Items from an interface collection
# # # # # # #

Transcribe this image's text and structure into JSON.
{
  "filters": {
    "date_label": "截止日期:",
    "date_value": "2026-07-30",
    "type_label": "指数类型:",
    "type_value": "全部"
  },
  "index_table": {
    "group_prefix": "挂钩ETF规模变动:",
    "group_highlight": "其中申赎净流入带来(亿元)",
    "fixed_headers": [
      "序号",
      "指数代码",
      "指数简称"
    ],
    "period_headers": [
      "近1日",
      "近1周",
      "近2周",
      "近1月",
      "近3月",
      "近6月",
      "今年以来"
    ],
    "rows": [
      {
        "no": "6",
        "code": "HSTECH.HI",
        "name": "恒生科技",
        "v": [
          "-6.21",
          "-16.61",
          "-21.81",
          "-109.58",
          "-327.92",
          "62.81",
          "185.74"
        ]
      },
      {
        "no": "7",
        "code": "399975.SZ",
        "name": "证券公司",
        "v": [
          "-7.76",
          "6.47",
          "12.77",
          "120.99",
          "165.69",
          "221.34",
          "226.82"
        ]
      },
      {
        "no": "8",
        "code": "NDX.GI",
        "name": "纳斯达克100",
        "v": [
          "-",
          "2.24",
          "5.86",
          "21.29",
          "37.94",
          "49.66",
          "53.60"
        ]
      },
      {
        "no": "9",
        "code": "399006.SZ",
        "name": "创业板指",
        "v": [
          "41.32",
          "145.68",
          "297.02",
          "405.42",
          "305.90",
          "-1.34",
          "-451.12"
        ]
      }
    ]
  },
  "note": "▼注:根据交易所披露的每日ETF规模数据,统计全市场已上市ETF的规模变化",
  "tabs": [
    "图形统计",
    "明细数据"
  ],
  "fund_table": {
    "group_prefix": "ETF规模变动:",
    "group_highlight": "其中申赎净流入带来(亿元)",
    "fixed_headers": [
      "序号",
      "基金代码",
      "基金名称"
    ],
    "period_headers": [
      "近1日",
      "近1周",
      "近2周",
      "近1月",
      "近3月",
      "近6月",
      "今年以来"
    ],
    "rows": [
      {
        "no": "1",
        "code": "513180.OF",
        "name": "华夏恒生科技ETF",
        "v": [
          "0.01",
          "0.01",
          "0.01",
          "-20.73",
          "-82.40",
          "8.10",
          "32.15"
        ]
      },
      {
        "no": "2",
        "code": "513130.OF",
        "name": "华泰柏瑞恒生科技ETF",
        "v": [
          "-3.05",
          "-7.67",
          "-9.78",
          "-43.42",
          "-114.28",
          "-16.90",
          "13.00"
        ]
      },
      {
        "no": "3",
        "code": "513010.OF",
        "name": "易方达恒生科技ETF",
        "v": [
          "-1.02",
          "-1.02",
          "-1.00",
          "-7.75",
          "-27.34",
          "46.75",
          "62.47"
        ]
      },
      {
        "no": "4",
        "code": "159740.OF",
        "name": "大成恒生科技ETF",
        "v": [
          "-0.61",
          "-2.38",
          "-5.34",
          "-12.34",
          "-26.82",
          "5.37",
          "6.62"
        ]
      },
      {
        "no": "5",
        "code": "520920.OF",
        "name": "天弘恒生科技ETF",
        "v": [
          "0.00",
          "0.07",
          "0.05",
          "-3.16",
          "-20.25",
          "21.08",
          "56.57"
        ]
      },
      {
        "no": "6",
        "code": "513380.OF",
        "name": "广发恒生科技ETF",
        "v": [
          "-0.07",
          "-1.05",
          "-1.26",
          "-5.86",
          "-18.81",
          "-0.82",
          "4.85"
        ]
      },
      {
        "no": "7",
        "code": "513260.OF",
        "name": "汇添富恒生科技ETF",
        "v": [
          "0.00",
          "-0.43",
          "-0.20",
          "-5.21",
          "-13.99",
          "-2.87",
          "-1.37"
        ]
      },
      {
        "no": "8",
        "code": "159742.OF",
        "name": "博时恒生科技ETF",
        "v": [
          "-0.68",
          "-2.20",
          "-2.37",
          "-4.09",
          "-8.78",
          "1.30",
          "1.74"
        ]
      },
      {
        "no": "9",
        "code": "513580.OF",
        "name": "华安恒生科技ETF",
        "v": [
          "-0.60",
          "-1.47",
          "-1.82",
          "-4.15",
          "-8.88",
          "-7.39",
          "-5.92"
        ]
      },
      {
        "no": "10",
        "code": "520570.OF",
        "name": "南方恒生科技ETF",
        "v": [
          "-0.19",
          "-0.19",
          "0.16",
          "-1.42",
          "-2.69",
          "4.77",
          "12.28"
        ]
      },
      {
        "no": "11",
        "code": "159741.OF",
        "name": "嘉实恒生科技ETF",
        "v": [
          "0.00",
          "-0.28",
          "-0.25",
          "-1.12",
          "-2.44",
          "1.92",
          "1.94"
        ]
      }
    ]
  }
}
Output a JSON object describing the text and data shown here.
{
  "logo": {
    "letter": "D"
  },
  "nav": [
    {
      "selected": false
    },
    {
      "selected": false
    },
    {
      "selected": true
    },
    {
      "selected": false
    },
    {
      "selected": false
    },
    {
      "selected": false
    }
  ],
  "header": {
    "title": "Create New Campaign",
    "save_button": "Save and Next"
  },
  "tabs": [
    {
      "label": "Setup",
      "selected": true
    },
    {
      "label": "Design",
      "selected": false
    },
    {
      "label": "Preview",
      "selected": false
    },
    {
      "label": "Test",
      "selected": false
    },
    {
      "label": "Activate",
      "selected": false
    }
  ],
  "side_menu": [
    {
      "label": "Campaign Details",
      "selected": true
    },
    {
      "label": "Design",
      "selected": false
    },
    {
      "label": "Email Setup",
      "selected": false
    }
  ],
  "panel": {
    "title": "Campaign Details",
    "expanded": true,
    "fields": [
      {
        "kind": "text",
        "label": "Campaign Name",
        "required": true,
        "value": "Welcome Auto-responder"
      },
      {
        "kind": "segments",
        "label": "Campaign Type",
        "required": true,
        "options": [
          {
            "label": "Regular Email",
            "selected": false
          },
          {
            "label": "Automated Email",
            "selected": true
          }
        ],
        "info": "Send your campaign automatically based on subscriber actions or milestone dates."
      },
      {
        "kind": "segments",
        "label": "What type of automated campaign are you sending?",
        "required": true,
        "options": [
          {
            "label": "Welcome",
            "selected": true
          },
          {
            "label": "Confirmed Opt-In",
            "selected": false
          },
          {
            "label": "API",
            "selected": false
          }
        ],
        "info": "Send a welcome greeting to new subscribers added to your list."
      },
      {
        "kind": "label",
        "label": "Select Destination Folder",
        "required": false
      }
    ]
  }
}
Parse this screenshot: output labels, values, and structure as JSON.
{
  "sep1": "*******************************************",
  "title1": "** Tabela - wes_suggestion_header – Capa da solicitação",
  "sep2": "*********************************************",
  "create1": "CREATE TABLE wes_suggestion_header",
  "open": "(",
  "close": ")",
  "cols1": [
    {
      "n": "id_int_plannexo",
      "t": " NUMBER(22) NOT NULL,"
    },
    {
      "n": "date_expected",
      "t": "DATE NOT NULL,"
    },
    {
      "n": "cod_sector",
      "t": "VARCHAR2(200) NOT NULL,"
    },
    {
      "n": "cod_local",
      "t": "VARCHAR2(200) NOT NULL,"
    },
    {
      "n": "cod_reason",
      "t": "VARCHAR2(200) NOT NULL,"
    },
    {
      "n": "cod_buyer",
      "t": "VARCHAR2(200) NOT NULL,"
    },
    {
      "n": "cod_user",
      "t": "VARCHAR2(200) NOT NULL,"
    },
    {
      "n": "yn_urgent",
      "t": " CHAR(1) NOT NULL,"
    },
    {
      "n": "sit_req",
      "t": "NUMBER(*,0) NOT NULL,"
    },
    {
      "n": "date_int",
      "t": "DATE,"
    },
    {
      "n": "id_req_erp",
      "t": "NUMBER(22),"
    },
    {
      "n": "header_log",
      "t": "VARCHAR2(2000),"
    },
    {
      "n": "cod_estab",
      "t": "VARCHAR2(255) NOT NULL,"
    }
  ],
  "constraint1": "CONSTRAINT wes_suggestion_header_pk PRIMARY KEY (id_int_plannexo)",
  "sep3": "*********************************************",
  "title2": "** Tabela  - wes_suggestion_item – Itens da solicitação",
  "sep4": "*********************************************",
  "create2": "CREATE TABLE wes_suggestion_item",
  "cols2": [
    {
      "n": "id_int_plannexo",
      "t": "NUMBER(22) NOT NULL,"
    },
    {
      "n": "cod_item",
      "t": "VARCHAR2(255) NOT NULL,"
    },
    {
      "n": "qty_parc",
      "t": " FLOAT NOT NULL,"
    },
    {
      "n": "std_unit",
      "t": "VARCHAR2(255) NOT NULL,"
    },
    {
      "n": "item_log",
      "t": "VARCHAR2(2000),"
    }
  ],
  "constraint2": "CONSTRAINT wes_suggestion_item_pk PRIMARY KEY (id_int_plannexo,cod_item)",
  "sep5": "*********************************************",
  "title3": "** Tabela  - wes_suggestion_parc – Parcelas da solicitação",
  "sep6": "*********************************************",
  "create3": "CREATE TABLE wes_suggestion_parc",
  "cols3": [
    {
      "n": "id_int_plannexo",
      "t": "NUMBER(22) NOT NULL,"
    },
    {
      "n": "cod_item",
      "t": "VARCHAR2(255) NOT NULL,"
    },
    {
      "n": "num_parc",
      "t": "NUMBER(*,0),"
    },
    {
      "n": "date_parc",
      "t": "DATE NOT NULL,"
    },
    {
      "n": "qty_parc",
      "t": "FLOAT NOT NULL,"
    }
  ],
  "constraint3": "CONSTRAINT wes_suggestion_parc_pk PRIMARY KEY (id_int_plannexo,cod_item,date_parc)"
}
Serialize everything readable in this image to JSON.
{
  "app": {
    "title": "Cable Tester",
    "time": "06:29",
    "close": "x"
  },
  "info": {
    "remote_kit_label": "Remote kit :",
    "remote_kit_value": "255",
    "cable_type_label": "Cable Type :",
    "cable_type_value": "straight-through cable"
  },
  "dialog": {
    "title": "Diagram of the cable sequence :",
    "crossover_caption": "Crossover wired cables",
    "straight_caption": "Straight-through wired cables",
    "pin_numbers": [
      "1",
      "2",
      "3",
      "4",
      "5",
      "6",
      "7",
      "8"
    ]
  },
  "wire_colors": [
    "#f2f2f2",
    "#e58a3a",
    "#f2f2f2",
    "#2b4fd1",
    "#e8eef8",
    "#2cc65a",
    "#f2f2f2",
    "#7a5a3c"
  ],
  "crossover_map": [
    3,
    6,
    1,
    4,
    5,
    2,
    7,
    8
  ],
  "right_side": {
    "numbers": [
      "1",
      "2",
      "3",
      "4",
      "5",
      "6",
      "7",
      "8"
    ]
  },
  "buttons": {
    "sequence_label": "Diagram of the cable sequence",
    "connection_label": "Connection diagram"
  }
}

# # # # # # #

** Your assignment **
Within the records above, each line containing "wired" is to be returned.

** Expected output **
    "crossover_caption": "Crossover wired cables",
    "straight_caption": "Straight-through wired cables",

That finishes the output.